*** MATERIALS PROVIDED
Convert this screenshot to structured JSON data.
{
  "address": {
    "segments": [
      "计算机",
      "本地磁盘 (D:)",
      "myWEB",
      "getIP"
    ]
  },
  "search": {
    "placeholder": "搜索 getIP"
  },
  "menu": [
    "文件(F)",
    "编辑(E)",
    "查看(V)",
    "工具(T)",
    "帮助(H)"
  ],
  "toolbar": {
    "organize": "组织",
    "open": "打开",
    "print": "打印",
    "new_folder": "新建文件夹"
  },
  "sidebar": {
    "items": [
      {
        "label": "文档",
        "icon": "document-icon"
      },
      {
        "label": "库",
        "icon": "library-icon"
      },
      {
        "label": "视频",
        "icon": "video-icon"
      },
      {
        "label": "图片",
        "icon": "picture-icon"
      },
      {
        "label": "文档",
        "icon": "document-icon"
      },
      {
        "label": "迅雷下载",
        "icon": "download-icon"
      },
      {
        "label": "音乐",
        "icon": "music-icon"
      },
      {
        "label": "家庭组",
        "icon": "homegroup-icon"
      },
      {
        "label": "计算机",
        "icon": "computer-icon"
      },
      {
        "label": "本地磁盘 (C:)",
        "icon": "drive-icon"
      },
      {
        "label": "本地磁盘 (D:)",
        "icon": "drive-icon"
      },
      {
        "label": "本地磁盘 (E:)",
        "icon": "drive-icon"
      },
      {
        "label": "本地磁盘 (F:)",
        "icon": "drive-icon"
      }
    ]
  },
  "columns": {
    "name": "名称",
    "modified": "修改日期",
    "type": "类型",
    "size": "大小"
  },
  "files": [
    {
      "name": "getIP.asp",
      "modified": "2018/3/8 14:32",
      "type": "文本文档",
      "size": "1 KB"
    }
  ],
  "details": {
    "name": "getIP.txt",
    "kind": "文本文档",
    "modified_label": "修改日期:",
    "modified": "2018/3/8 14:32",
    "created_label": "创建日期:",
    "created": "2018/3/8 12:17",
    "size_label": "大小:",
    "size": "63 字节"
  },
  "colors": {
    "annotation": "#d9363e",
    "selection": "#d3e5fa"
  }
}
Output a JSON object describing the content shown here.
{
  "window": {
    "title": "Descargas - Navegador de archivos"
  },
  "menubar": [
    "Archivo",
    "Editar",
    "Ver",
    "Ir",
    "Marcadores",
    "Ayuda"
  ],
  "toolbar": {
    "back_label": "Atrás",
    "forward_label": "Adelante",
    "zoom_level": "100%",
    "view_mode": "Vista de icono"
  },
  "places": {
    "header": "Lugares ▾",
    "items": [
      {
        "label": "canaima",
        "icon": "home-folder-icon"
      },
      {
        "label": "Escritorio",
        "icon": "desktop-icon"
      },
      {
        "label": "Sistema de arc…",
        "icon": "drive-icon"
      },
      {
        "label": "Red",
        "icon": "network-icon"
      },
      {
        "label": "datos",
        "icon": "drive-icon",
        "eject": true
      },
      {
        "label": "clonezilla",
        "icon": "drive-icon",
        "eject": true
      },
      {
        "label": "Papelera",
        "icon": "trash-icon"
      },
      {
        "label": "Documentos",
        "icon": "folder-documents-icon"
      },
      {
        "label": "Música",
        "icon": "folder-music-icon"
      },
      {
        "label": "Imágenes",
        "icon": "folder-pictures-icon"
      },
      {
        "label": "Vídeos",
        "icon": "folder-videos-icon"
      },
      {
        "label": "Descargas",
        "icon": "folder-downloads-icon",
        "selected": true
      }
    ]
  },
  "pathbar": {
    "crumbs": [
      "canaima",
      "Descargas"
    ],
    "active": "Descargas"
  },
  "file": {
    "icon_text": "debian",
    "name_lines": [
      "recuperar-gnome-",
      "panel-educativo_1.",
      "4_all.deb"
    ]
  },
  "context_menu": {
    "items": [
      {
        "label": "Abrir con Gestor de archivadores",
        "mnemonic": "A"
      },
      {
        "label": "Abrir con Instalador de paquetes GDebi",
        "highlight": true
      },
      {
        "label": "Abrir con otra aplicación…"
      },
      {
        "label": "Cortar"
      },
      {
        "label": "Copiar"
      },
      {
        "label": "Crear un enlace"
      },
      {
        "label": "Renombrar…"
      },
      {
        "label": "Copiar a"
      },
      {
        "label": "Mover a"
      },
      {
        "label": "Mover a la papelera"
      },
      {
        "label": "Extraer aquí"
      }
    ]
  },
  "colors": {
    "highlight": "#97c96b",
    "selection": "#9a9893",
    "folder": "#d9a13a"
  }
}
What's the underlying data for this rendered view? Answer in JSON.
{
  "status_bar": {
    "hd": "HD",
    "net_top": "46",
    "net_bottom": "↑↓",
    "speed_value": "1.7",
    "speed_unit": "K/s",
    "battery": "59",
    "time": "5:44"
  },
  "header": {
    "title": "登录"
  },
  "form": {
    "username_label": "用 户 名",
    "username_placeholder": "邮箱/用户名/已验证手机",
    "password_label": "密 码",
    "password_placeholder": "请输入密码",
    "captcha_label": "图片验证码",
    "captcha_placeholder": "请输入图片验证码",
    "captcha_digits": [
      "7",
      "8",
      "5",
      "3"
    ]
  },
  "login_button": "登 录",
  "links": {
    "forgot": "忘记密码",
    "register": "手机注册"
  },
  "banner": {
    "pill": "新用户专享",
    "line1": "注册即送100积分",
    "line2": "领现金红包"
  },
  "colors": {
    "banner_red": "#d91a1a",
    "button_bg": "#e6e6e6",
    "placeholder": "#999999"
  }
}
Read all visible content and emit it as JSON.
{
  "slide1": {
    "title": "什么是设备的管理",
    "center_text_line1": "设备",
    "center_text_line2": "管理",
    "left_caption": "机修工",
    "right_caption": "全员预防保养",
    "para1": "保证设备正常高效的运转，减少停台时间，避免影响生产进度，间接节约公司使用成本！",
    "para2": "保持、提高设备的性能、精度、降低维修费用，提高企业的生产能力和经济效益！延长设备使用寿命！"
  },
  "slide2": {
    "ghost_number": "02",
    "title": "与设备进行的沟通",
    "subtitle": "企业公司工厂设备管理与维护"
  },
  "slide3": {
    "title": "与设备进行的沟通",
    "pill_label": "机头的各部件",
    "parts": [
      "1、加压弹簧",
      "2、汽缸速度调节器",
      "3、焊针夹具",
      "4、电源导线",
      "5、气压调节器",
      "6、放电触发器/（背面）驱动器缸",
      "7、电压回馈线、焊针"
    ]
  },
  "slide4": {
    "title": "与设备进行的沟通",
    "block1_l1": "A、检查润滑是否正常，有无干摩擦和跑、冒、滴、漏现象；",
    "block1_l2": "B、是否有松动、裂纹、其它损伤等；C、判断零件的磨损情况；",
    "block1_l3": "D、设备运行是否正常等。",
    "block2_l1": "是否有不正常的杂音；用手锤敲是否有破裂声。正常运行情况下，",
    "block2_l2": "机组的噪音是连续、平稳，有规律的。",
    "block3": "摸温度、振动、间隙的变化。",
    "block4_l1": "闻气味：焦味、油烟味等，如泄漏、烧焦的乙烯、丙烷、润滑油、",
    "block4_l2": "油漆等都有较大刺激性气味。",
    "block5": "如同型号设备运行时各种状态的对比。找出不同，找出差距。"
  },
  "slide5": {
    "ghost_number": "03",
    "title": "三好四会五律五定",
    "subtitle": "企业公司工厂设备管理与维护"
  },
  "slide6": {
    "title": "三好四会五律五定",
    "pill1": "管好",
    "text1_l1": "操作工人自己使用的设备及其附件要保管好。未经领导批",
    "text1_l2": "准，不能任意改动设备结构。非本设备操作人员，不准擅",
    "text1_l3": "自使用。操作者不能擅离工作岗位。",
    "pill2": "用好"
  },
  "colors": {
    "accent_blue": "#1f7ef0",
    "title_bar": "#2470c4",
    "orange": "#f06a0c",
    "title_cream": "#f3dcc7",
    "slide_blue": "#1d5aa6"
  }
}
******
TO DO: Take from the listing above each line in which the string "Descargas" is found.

SOLUTION BELOW:
    "title": "Descargas - Navegador de archivos"
        "label": "Descargas",
      "Descargas"
    "active": "Descargas"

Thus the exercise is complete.